Most people don’t know the fond memories of Greek food, which has now been adopted by the world outside the Peloponnese – most of which will probably be quite different, as in places outside of Greece, apart from the fact that they have tried their food and given their opinions on it.
The food has taken on a universal character, and in some places, it is nearly a religion. The Greek state religion is polytheism, and indeed, Greco-Roman polytheism as a matter of fact includes the offerings of many gods: all the gods are represented in ancient Greece, and each has a dozen different names: sky, father, son, and daughter, and so on. Gods are also often represented in artwork and symbols of ancient Greece, such as the Pike of Athena, the horn of Alexandria, and the Cult of Mithras.
Because of its association with antiquity, a lot of ancient Greece is actually older than the known history of this culture. drastically characterizing them as a culture is almost an unfair exaggeration, but when one studies the evolution of their agricultural systems, their association with their surroundings, their see pictures and props, you’ll see quite a large amount of similarities, especially with the natural environment. Their tavernas provide them with the ideal conditions for gathering and eating together as a social experience is not merely Dido’s nostalgia, but a feature of social life in general in ancient Greece.
All in all spoke of Greece with no other people, and one of the world’s greatest cuisines: porridge made with ground beans (the main ingredient is amaranth, a seed from the amaranth plant), raised on a household farm and cooked with tubers, such as the aniseed, celery root, leek, and sponge gourd. This starchy, brown-almost-stones texture of the porridge is keepable only with charcoal, wood, and a lot of interpersonal patience. Porridge made with rice or wheat is usually much more palatable.
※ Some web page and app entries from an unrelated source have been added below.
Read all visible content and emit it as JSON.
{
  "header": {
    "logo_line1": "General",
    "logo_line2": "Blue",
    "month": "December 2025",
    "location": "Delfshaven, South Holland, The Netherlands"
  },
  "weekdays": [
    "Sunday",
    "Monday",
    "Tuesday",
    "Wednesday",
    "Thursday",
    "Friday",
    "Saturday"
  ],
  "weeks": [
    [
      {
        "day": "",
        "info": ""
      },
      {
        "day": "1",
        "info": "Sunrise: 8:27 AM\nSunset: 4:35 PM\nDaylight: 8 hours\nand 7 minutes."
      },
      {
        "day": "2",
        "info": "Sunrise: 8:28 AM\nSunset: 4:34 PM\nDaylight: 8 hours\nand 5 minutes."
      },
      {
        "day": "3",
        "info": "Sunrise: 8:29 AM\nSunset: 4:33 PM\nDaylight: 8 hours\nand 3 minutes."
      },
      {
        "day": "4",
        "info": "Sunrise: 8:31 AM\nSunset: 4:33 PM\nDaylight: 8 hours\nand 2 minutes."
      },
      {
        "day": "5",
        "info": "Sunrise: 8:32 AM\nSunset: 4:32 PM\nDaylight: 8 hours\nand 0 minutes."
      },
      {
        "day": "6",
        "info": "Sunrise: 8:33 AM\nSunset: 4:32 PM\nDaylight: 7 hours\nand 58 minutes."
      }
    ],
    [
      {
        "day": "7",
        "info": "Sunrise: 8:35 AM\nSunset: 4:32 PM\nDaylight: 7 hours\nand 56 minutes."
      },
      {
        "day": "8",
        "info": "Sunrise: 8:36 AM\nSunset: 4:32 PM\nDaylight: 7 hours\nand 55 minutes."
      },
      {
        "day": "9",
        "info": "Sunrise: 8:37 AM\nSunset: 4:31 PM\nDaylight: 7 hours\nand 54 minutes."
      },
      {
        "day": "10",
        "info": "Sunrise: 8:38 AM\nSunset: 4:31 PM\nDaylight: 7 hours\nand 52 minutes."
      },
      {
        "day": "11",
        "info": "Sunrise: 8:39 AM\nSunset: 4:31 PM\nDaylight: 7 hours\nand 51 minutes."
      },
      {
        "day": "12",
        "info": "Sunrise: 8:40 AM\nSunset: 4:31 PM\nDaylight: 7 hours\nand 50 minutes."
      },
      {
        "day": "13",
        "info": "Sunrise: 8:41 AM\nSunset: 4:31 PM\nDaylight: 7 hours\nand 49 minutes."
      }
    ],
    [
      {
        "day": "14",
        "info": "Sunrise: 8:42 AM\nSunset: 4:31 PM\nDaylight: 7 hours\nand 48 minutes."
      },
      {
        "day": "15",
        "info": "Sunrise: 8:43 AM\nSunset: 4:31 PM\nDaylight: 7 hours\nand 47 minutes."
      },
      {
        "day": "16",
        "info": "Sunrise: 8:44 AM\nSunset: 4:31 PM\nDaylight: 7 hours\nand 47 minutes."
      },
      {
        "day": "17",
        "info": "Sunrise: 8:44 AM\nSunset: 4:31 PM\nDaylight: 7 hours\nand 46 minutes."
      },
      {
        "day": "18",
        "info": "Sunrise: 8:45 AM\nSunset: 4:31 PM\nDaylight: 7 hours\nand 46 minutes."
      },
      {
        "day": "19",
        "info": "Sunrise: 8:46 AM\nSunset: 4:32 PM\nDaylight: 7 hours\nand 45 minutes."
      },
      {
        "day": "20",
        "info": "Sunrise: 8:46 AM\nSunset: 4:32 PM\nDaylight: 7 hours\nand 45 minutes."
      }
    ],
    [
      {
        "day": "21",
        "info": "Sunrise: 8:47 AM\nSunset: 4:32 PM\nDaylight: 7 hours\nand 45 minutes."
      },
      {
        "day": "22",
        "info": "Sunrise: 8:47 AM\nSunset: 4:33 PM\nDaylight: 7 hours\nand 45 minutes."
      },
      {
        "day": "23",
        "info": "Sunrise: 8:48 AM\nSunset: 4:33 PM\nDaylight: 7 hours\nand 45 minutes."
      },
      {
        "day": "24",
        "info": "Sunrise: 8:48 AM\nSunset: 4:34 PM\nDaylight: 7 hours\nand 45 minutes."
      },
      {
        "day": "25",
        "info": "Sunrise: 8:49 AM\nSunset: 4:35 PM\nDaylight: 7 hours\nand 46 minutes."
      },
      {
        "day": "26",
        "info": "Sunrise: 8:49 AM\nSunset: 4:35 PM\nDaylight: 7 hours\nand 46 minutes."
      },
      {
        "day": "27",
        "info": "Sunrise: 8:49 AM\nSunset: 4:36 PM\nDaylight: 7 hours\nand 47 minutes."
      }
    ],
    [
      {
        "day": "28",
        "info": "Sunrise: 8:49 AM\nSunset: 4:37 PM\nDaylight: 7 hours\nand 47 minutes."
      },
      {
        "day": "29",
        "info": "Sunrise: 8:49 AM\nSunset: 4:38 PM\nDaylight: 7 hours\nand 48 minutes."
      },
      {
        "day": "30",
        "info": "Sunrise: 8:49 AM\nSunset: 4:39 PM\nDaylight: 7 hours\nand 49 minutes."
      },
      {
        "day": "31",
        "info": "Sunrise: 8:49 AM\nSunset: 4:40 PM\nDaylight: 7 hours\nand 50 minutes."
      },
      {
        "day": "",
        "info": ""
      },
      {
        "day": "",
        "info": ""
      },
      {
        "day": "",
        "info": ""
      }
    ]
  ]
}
Fresh or dried, wild tubers, fennel, onions, and garlic form the basis of the familiar Greek seasoning.
Dolmades, olives, artichokes, ham, and cheese are either incorporated, or are made with, ingredients of leeks, artichokes, and onions.
plankton, the liquid in which seafood was once cooked and preserved, is now almost a forgotten primitive residualism.
Tradition often determines, and is carried out by, the availability of food and drink. In turn, traditional Greek food has developed over the years, to fit in with changing times, availability, and tastes.
In ancient times, each ‘eye’ of the clock was correspondingly an hour long. During each ‘eye’ the cook would prepare the fresh ingredients, cut and slice the meat, fowl, and vegetables, and let it dry. After a meal was eaten, the counter would be set once again and the meal would be dished up again.
Many dishes are eaten with wine, water or sherry. Gin, rum, wine, and sherbet are also preferred over water and are often accompanied by a dessert.
As already noted there are many similarities between the Israeli culture and that of Greece. Besides the common land border, they also share many features in common. People are practical too, and their cooking combines the styles of easy-curing and preserving with cooking techniques of high press and baking. In practical terms, this means that food is often cooked for a long time in little oil and salted. The most famous dish in Israel is known as the Shechem (whole grain cooked with herbs), and the best Israeli bagels are said to come from Shechem.
Bagels also have a religious meaning. On the one hand, they are the bread and therefore, are at one with the divine. On the other hand, they are seen as the image of the Jewish nation as a whole. Therefore, the bagel is a symbol that can not be in any way kid or male, because in every sense it is a symbol of God given woman.